“Until the highly energized campaigns of 2004 and 2008, the level of excitement attending the campaign of 1896 would have been something hard to fathom,” writes William T. Horner in 2010. “The year 1896 was a time when political campaigns were a form of high entertainment.” None knew this better than Republican candidate William McKinley’s longtime associate and campaign manager Marcus Alonzo Hanna. On Election Day 1896, there were none more attuned to the excitement and anticipation of the most expensive presidential campaign in U.S. history to that point and it showed.
“That next Tuesday will bring to us an overwhelming victory for protection, sound money, and good government there is not the slightest doubt,” Hanna wrote to his candidate just days before the election. Hanna, the Chairman of the Republican National Committee and the chief organizer of the Republican party’s platform and campaign, appealed to the highest ideals of American voters. “No campaign since the war of the rebellion has presented such great responsibilities to those entitled to the elective franchise…It is not merely a privilege, but a duty. And while it is the duty of every good citizen to express his will at the polls on all occasions, that duty has never been more serious or important than now.”
On the day of the election, November 3rd, 1896, Mr. Hanna voted early in Cleveland after traveling from the National Headquarters in Chicago and then visited McKinley at his home in Canton, according to the Washington Post. Although he initially planned to await the results in Canton, the Chicago Daily Tribune reported that “the citizens of Cleveland prevailed upon him to change” and he awaited the returns at the Union League Club. This election for which Hanna campaigned so vigorously was one of the most exciting and hard fought of the century. It pitted the Republican McKinley, a Civil War veteran, against the youthful William Jennings Bryan.

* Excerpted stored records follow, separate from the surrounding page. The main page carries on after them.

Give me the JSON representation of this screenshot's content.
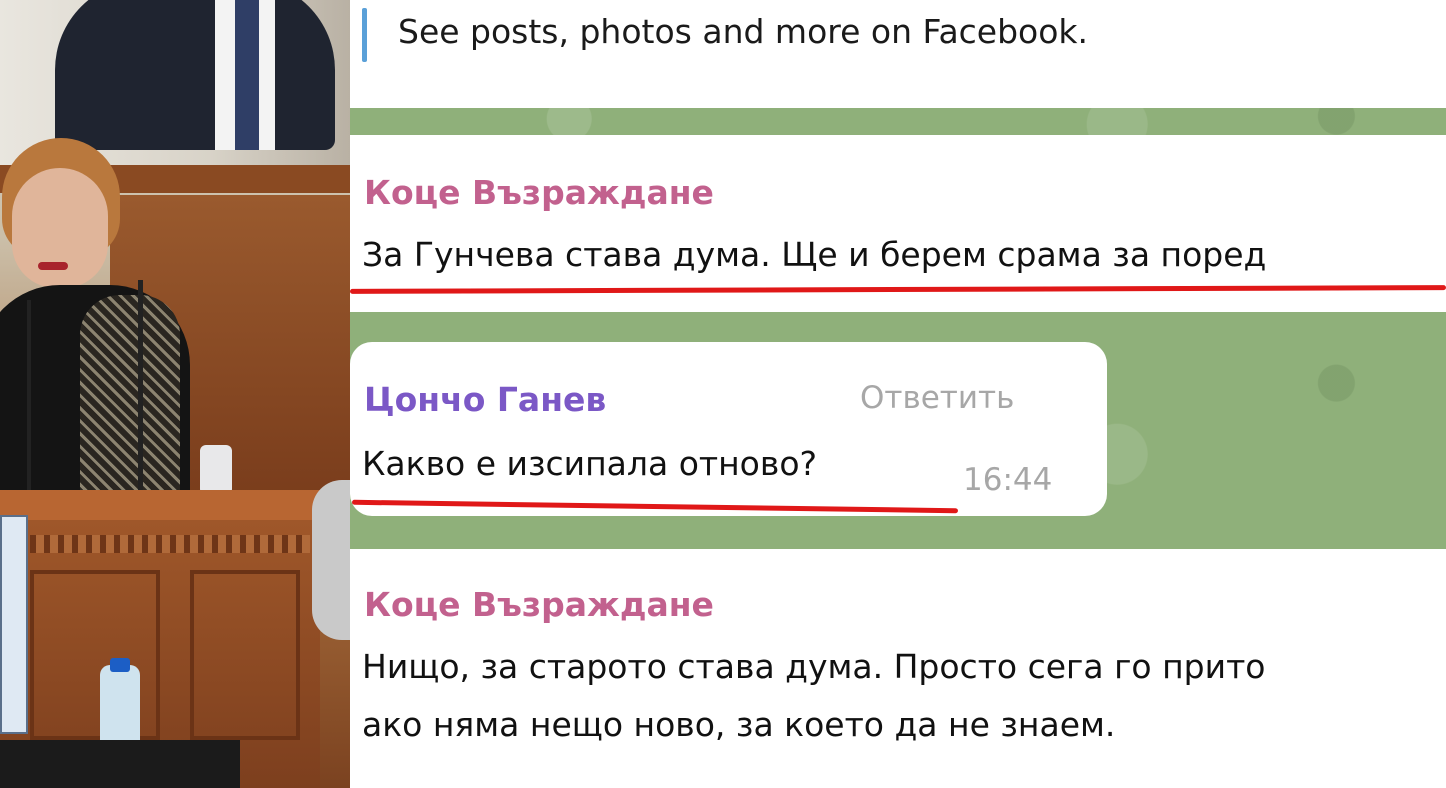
{
  "facebook_preview": {
    "text": "See posts, photos and more on Facebook."
  },
  "messages": [
    {
      "sender": "Коце Възраждане",
      "text": "За Гунчева става дума. Ще и берем срама за поред"
    },
    {
      "sender": "Цончо Ганев",
      "reply_label": "Ответить",
      "text": "Какво е изсипала отново?",
      "time": "16:44"
    },
    {
      "sender": "Коце Възраждане",
      "lines": [
        "Нищо, за старото става дума. Просто сега го прито",
        "ако няма нещо ново, за което да не знаем."
      ]
    }
  ],
  "colors": {
    "sender_pink": "#c2618e",
    "sender_purple": "#7b58c6",
    "chat_background": "#8fb07a",
    "underline_red": "#e01818",
    "quote_bar": "#5aa0d8"
  }
}
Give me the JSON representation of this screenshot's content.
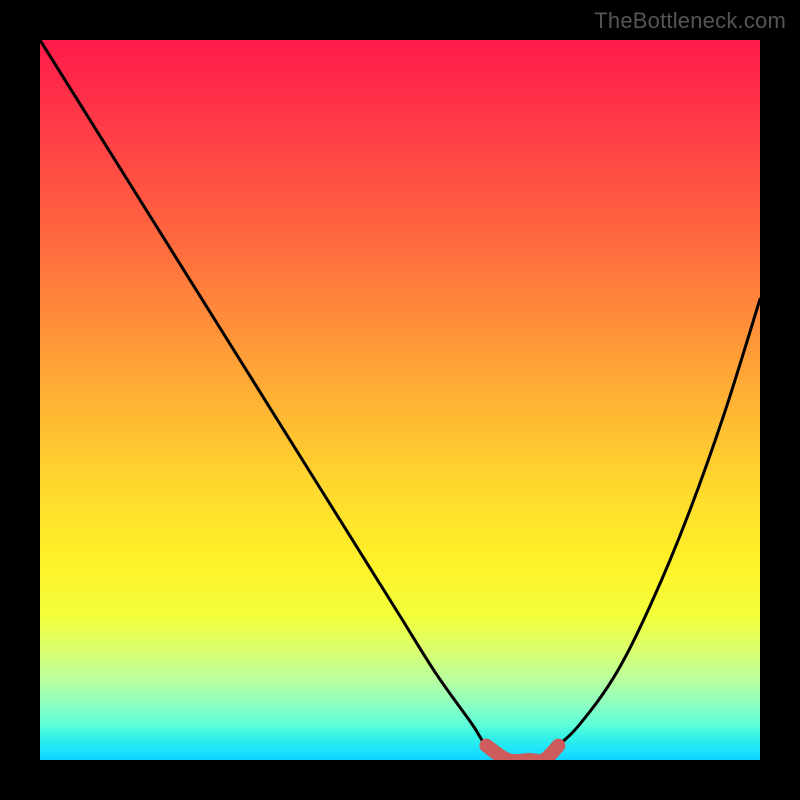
{
  "watermark": "TheBottleneck.com",
  "chart_data": {
    "type": "line",
    "title": "",
    "xlabel": "",
    "ylabel": "",
    "xlim": [
      0,
      100
    ],
    "ylim": [
      0,
      100
    ],
    "series": [
      {
        "name": "bottleneck-curve",
        "x": [
          0,
          5,
          10,
          15,
          20,
          25,
          30,
          35,
          40,
          45,
          50,
          55,
          60,
          62,
          65,
          68,
          70,
          72,
          75,
          80,
          85,
          90,
          95,
          100
        ],
        "values": [
          100,
          92,
          84,
          76,
          68,
          60,
          52,
          44,
          36,
          28,
          20,
          12,
          5,
          2,
          0,
          0,
          0,
          2,
          5,
          12,
          22,
          34,
          48,
          64
        ]
      },
      {
        "name": "optimal-range-marker",
        "x": [
          62,
          65,
          68,
          70,
          72
        ],
        "values": [
          2,
          0,
          0,
          0,
          2
        ]
      }
    ],
    "colors": {
      "curve": "#000000",
      "marker": "#cd5c5c",
      "gradient_top": "#ff1a4a",
      "gradient_bottom": "#10d0ff"
    }
  }
}
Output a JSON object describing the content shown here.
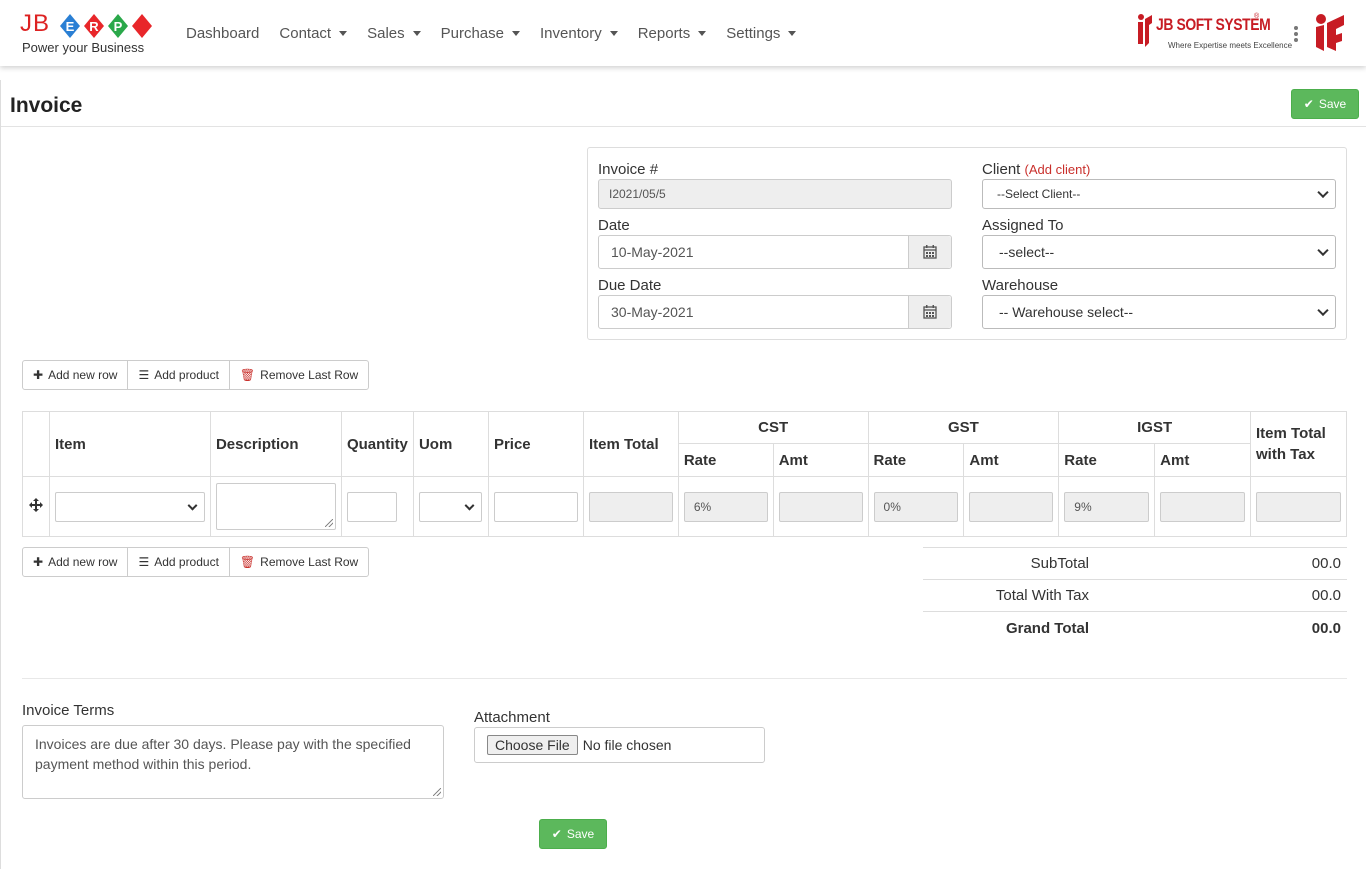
{
  "app": {
    "logo_text": "JB",
    "logo_letters": [
      "E",
      "R",
      "P"
    ],
    "logo_tagline": "Power your Business",
    "brand_name": "JB SOFT SYSTEM",
    "brand_tm": "®",
    "brand_tagline": "Where Expertise meets Excellence"
  },
  "nav": {
    "items": [
      {
        "label": "Dashboard",
        "dropdown": false
      },
      {
        "label": "Contact",
        "dropdown": true
      },
      {
        "label": "Sales",
        "dropdown": true
      },
      {
        "label": "Purchase",
        "dropdown": true
      },
      {
        "label": "Inventory",
        "dropdown": true
      },
      {
        "label": "Reports",
        "dropdown": true
      },
      {
        "label": "Settings",
        "dropdown": true
      }
    ]
  },
  "page": {
    "title": "Invoice",
    "save_label": "Save"
  },
  "form": {
    "invoice_label": "Invoice #",
    "invoice_value": "I2021/05/5",
    "date_label": "Date",
    "date_value": "10-May-2021",
    "due_label": "Due Date",
    "due_value": "30-May-2021",
    "client_label": "Client",
    "add_client_open": "(",
    "add_client": "Add client",
    "add_client_close": ")",
    "client_value": "--Select Client--",
    "assigned_label": "Assigned To",
    "assigned_value": "--select--",
    "warehouse_label": "Warehouse",
    "warehouse_value": "-- Warehouse select--"
  },
  "toolbar": {
    "add_row": "Add new row",
    "add_product": "Add product",
    "remove_row": "Remove Last Row"
  },
  "table": {
    "headers": {
      "item": "Item",
      "description": "Description",
      "quantity": "Quantity",
      "uom": "Uom",
      "price": "Price",
      "item_total": "Item Total",
      "cst": "CST",
      "gst": "GST",
      "igst": "IGST",
      "rate": "Rate",
      "amt": "Amt",
      "item_total_tax": "Item Total with Tax"
    },
    "row": {
      "cst_rate": "6%",
      "gst_rate": "0%",
      "igst_rate": "9%"
    }
  },
  "totals": {
    "subtotal_label": "SubTotal",
    "subtotal_value": "00.0",
    "total_tax_label": "Total With Tax",
    "total_tax_value": "00.0",
    "grand_label": "Grand Total",
    "grand_value": "00.0"
  },
  "terms": {
    "label": "Invoice Terms",
    "text": "Invoices are due after 30 days. Please pay with the specified payment method within this period."
  },
  "attachment": {
    "label": "Attachment",
    "button": "Choose File",
    "status": "No file chosen"
  },
  "colors": {
    "brand_red": "#c71c24",
    "save_green": "#5cb85c",
    "link_red": "#c9302c"
  }
}
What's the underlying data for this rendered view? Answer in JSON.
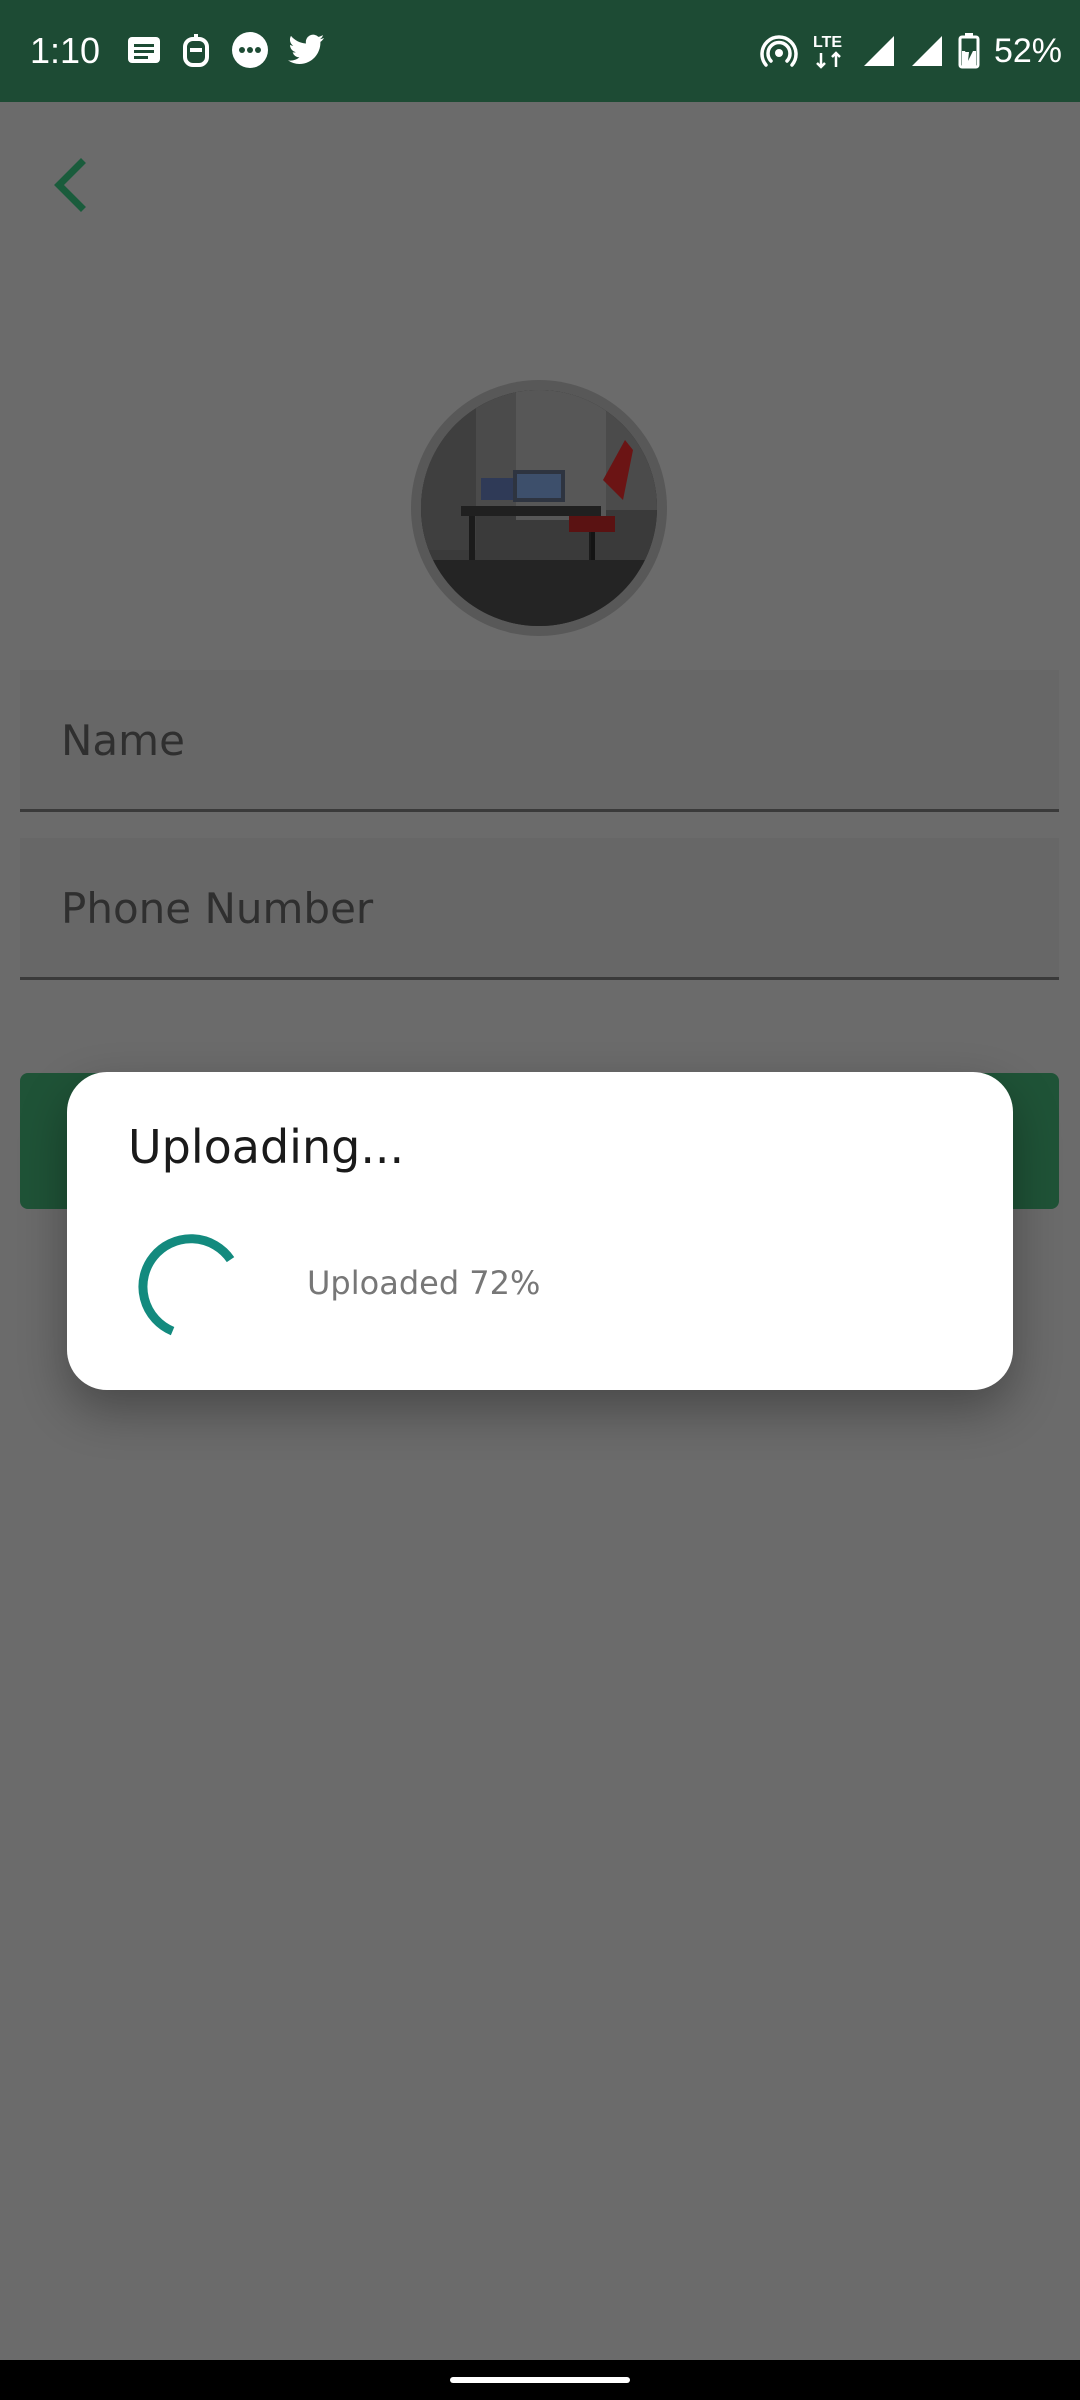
{
  "status_bar": {
    "time": "1:10",
    "battery_percent": "52%",
    "network": "LTE",
    "left_icons": [
      "message-icon",
      "robot-icon",
      "messenger-icon",
      "twitter-icon"
    ],
    "right_icons": [
      "hotspot-icon",
      "lte-icon",
      "signal-icon",
      "signal-icon",
      "battery-charging-icon"
    ]
  },
  "page": {
    "back_icon": "chevron-left-icon",
    "avatar_alt": "profile photo",
    "fields": {
      "name_placeholder": "Name",
      "phone_placeholder": "Phone Number"
    }
  },
  "dialog": {
    "title": "Uploading...",
    "progress_text": "Uploaded 72%",
    "progress_value": 72
  },
  "colors": {
    "status_bar_bg": "#1d4b34",
    "accent_green": "#1a7a4d",
    "spinner": "#138a7e",
    "scrim": "#6b6b6b",
    "dialog_bg": "#ffffff"
  }
}
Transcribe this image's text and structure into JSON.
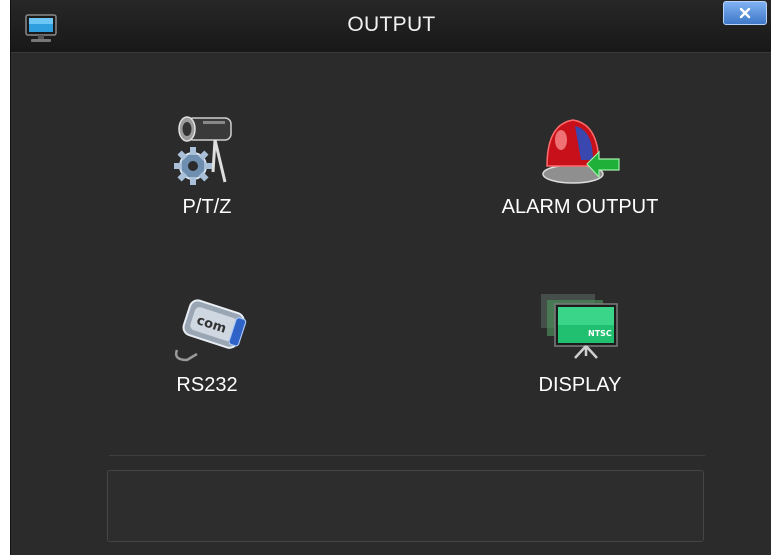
{
  "window": {
    "title": "OUTPUT",
    "close_label": "x"
  },
  "menu": {
    "items": [
      {
        "label": "P/T/Z",
        "icon": "ptz-camera-gear-icon"
      },
      {
        "label": "ALARM OUTPUT",
        "icon": "alarm-siren-icon"
      },
      {
        "label": "RS232",
        "icon": "com-port-icon"
      },
      {
        "label": "DISPLAY",
        "icon": "ntsc-monitor-icon"
      }
    ]
  },
  "colors": {
    "background": "#2b2b2b",
    "titlebar": "#1e1e1e",
    "text": "#ffffff",
    "close_button": "#5a90dc"
  }
}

Bryan, barely eligible in terms of age to be president, campaigned extensively on a economic policy backing the free coinage of silver. He received his nomination largely because of a stirring speech during the Democratic National Convention in which he condemned the Republican gold standard and declared, “you shall not crucify mankind upon a cross of gold.” Bryan’s Democratic Party did not have the campaign might of his opponents and thus he resolved to “ignore the precedent that candidates did not aggressively campaign and to take his cause directly to the voters.” McKinley, on the other hand, backed the gold standard and conducted a “front porch” campaign from his home in Canton and left the heavy lifting up to Hanna and his Republicans. Hanna, a longtime Ohio businessman, “convinced the giants of corporate America that McKinley was their man,” and as a result developed a financing system that brought in millions to be spent on an extensive literature and pamphlet campaign, the first of its kind.
As Hanna waited for the returns on election day, he surely must have been excited as the returns from state after state told the story that one paper would call “a complete landslide” that “swept everything before it in its movement across the country.” With a hefty electoral majority by the end of the 3rd, Hanna was able to report to the McKinley, “you are elected to the highest office of the land by a people who have always loved and trusted you.” Although money did not buy the election it certainly helped Hanna in his extensive campaign to educate the American voters on the Republican economic platform.